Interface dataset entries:
◇ ◇ ◇ ◇ ◇

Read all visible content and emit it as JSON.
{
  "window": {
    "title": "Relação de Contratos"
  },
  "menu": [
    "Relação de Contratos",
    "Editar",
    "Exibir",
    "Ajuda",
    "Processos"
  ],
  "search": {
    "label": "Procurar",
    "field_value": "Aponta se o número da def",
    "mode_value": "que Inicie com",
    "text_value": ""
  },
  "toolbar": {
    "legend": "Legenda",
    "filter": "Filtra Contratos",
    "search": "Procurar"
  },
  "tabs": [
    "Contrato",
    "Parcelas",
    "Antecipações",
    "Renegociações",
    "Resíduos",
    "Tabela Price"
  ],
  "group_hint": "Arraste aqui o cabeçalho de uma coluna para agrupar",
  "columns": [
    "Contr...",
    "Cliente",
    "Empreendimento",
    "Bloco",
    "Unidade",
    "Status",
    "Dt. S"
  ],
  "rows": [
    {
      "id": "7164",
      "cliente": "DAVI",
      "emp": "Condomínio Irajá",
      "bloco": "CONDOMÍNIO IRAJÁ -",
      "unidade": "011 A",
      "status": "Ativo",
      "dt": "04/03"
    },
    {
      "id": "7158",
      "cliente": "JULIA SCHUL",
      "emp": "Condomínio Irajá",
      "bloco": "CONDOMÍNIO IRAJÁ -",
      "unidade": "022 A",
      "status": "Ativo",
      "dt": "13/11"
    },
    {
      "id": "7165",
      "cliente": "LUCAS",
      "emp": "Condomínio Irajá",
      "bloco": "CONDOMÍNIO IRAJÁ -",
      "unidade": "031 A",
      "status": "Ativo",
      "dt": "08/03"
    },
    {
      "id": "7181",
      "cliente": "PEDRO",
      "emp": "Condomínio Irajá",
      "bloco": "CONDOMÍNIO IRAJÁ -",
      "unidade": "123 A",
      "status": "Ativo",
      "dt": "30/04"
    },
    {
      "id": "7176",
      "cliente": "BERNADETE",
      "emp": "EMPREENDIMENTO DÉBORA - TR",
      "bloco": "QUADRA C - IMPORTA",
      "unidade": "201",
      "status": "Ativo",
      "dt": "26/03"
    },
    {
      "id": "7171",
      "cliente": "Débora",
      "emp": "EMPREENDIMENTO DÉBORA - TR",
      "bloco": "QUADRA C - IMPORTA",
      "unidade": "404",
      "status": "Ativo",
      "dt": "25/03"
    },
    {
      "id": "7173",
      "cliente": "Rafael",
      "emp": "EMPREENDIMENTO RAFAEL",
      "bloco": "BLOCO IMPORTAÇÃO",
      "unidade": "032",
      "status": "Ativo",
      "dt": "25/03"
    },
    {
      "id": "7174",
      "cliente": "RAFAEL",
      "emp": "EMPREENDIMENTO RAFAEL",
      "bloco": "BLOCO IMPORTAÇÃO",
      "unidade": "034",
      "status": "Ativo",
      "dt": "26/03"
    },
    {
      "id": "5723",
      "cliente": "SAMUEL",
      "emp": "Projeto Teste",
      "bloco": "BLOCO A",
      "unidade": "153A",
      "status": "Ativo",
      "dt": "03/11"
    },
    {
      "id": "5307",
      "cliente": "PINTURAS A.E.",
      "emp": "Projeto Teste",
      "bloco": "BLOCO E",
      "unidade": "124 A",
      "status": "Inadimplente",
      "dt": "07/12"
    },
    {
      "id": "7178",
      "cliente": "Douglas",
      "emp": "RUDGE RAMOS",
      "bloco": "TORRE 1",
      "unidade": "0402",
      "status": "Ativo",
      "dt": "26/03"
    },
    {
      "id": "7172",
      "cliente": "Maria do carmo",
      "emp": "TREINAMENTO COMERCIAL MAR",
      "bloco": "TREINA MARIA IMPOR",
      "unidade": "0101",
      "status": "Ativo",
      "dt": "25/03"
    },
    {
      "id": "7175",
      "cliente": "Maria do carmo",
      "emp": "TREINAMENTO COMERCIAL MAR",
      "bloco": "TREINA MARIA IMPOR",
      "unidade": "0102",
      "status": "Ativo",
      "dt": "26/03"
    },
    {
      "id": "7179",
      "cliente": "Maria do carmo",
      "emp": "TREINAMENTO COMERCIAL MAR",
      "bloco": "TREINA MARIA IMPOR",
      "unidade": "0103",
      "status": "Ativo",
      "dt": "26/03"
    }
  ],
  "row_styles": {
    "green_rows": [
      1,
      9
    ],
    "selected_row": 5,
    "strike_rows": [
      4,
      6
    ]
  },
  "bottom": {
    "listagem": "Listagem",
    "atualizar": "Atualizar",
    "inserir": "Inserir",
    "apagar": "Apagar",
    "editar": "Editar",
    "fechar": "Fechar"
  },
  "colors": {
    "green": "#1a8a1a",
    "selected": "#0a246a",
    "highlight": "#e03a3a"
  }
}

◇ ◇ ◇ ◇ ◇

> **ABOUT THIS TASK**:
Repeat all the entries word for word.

> **THE ANSWER**:
Read all visible content and emit it as JSON.
{
  "window": {
    "title": "Relação de Contratos"
  },
  "menu": [
    "Relação de Contratos",
    "Editar",
    "Exibir",
    "Ajuda",
    "Processos"
  ],
  "search": {
    "label": "Procurar",
    "field_value": "Aponta se o número da def",
    "mode_value": "que Inicie com",
    "text_value": ""
  },
  "toolbar": {
    "legend": "Legenda",
    "filter": "Filtra Contratos",
    "search": "Procurar"
  },
  "tabs": [
    "Contrato",
    "Parcelas",
    "Antecipações",
    "Renegociações",
    "Resíduos",
    "Tabela Price"
  ],
  "group_hint": "Arraste aqui o cabeçalho de uma coluna para agrupar",
  "columns": [
    "Contr...",
    "Cliente",
    "Empreendimento",
    "Bloco",
    "Unidade",
    "Status",
    "Dt. S"
  ],
  "rows": [
    {
      "id": "7164",
      "cliente": "DAVI",
      "emp": "Condomínio Irajá",
      "bloco": "CONDOMÍNIO IRAJÁ -",
      "unidade": "011 A",
      "status": "Ativo",
      "dt": "04/03"
    },
    {
      "id": "7158",
      "cliente": "JULIA SCHUL",
      "emp": "Condomínio Irajá",
      "bloco": "CONDOMÍNIO IRAJÁ -",
      "unidade": "022 A",
      "status": "Ativo",
      "dt": "13/11"
    },
    {
      "id": "7165",
      "cliente": "LUCAS",
      "emp": "Condomínio Irajá",
      "bloco": "CONDOMÍNIO IRAJÁ -",
      "unidade": "031 A",
      "status": "Ativo",
      "dt": "08/03"
    },
    {
      "id": "7181",
      "cliente": "PEDRO",
      "emp": "Condomínio Irajá",
      "bloco": "CONDOMÍNIO IRAJÁ -",
      "unidade": "123 A",
      "status": "Ativo",
      "dt": "30/04"
    },
    {
      "id": "7176",
      "cliente": "BERNADETE",
      "emp": "EMPREENDIMENTO DÉBORA - TR",
      "bloco": "QUADRA C - IMPORTA",
      "unidade": "201",
      "status": "Ativo",
      "dt": "26/03"
    },
    {
      "id": "7171",
      "cliente": "Débora",
      "emp": "EMPREENDIMENTO DÉBORA - TR",
      "bloco": "QUADRA C - IMPORTA",
      "unidade": "404",
      "status": "Ativo",
      "dt": "25/03"
    },
    {
      "id": "7173",
      "cliente": "Rafael",
      "emp": "EMPREENDIMENTO RAFAEL",
      "bloco": "BLOCO IMPORTAÇÃO",
      "unidade": "032",
      "status": "Ativo",
      "dt": "25/03"
    },
    {
      "id": "7174",
      "cliente": "RAFAEL",
      "emp": "EMPREENDIMENTO RAFAEL",
      "bloco": "BLOCO IMPORTAÇÃO",
      "unidade": "034",
      "status": "Ativo",
      "dt": "26/03"
    },
    {
      "id": "5723",
      "cliente": "SAMUEL",
      "emp": "Projeto Teste",
      "bloco": "BLOCO A",
      "unidade": "153A",
      "status": "Ativo",
      "dt": "03/11"
    },
    {
      "id": "5307",
      "cliente": "PINTURAS A.E.",
      "emp": "Projeto Teste",
      "bloco": "BLOCO E",
      "unidade": "124 A",
      "status": "Inadimplente",
      "dt": "07/12"
    },
    {
      "id": "7178",
      "cliente": "Douglas",
      "emp": "RUDGE RAMOS",
      "bloco": "TORRE 1",
      "unidade": "0402",
      "status": "Ativo",
      "dt": "26/03"
    },
    {
      "id": "7172",
      "cliente": "Maria do carmo",
      "emp": "TREINAMENTO COMERCIAL MAR",
      "bloco": "TREINA MARIA IMPOR",
      "unidade": "0101",
      "status": "Ativo",
      "dt": "25/03"
    },
    {
      "id": "7175",
      "cliente": "Maria do carmo",
      "emp": "TREINAMENTO COMERCIAL MAR",
      "bloco": "TREINA MARIA IMPOR",
      "unidade": "0102",
      "status": "Ativo",
      "dt": "26/03"
    },
    {
      "id": "7179",
      "cliente": "Maria do carmo",
      "emp": "TREINAMENTO COMERCIAL MAR",
      "bloco": "TREINA MARIA IMPOR",
      "unidade": "0103",
      "status": "Ativo",
      "dt": "26/03"
    }
  ],
  "row_styles": {
    "green_rows": [
      1,
      9
    ],
    "selected_row": 5,
    "strike_rows": [
      4,
      6
    ]
  },
  "bottom": {
    "listagem": "Listagem",
    "atualizar": "Atualizar",
    "inserir": "Inserir",
    "apagar": "Apagar",
    "editar": "Editar",
    "fechar": "Fechar"
  },
  "colors": {
    "green": "#1a8a1a",
    "selected": "#0a246a",
    "highlight": "#e03a3a"
  }
}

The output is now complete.